■ Task to carry out ■
Scan the material below for lines with the word "this". Reply with the count and no other words.
-- Provided entries follows --
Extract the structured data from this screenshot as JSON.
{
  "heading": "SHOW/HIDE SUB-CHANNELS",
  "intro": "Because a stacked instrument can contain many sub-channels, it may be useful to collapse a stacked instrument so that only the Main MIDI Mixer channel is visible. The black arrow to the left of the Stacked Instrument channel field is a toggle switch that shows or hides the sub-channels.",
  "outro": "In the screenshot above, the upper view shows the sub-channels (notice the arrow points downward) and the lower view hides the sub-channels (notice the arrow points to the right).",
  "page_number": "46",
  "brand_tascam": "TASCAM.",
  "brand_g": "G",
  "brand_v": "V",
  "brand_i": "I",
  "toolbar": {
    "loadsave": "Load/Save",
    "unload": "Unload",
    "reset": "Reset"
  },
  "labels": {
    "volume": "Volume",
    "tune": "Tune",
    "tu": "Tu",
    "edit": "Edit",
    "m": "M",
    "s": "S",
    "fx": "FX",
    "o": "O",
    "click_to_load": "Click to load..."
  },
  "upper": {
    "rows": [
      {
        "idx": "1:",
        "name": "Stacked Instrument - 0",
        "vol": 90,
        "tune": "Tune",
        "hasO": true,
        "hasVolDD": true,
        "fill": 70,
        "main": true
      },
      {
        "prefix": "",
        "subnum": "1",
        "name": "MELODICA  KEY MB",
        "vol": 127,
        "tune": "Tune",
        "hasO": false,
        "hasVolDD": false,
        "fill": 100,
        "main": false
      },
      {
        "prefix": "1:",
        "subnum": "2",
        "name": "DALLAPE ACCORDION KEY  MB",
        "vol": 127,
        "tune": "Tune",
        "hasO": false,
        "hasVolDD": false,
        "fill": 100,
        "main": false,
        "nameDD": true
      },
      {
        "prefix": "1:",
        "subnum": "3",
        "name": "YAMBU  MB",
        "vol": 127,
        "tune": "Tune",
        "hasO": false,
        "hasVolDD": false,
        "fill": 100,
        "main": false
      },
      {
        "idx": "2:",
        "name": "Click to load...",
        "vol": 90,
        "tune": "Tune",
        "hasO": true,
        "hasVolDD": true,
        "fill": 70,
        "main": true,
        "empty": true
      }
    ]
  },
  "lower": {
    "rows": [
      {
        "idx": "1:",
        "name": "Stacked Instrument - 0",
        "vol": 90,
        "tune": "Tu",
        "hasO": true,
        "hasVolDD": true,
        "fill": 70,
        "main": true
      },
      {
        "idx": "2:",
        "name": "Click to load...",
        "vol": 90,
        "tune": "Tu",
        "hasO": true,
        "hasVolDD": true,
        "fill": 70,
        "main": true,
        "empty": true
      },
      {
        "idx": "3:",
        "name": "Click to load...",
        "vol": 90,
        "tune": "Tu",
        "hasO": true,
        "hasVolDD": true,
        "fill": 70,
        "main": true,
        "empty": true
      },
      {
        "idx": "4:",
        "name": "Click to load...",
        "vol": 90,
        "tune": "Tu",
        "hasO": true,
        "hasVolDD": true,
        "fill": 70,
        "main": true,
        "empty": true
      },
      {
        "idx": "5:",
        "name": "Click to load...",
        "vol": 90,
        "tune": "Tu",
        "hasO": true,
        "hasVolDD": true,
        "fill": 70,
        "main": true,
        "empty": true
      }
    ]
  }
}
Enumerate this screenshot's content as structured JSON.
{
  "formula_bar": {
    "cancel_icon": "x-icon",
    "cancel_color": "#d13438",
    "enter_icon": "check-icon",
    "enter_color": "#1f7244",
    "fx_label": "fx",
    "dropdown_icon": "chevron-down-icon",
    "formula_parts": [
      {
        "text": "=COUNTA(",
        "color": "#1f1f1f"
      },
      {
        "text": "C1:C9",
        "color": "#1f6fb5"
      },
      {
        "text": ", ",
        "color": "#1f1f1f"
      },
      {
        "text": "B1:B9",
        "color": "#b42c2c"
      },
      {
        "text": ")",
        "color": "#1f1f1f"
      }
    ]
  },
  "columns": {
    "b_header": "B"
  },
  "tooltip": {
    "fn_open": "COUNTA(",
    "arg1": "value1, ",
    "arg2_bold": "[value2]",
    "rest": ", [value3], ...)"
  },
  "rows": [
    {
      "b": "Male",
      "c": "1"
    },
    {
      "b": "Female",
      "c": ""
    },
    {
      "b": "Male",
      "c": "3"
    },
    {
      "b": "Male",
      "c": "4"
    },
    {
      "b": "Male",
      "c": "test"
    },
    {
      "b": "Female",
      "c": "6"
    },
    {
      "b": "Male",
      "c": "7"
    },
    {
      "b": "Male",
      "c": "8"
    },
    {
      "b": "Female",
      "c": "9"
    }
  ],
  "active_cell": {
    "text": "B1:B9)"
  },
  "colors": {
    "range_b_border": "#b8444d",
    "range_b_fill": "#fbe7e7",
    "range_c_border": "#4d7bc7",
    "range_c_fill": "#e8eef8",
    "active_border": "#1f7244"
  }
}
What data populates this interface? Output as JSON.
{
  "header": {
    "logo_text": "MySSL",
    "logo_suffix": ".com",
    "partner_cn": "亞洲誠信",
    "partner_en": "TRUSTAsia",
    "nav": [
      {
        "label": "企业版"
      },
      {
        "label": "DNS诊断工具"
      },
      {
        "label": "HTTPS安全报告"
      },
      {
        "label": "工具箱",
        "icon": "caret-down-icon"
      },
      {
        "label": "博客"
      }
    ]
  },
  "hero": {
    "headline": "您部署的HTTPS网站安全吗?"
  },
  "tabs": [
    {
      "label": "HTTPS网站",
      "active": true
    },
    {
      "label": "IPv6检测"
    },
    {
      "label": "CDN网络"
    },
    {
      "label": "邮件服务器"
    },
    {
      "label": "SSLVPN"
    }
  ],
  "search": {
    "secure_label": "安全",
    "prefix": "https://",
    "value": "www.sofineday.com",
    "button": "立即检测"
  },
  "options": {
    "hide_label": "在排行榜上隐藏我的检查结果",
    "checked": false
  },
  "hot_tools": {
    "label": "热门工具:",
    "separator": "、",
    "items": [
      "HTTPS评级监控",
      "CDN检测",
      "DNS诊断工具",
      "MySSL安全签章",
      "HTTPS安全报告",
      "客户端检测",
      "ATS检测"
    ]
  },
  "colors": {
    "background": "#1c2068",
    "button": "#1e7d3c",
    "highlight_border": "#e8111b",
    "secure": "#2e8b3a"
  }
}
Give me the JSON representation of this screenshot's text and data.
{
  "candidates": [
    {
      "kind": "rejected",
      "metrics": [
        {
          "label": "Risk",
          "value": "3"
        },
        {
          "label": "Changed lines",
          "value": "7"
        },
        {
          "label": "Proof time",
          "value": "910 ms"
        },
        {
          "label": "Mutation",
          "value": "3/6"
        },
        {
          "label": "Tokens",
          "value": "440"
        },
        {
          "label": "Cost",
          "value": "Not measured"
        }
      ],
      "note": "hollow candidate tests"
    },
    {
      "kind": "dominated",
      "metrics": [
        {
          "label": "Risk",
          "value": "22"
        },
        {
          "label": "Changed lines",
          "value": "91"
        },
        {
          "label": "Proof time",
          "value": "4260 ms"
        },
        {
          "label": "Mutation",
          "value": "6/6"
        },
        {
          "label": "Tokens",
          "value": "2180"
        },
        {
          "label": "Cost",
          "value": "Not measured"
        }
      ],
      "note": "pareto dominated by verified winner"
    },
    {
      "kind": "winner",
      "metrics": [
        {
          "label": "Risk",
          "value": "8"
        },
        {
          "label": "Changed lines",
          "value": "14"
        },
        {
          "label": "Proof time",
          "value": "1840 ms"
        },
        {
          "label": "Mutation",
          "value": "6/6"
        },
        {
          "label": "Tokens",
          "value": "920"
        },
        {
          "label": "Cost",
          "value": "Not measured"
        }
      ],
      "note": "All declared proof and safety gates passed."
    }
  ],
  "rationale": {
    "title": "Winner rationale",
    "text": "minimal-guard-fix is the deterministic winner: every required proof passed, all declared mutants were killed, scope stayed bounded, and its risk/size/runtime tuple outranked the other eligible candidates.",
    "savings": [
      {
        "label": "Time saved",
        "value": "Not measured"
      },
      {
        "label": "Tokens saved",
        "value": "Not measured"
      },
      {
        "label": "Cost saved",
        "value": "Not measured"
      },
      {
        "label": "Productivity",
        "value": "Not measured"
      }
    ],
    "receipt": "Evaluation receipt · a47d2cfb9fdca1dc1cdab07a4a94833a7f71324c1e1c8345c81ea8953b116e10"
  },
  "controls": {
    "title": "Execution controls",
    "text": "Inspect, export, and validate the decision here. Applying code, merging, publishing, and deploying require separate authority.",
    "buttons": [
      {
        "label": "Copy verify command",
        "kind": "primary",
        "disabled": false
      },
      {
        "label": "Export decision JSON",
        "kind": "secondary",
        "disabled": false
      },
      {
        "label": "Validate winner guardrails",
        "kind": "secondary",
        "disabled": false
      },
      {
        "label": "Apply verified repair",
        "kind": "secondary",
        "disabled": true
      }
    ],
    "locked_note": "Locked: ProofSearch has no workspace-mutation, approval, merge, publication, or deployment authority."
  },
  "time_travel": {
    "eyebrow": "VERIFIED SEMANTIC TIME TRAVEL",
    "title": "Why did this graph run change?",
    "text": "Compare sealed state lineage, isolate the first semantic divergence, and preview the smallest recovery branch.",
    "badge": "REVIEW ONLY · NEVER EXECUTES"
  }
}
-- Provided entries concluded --
■ Expected answer ■
5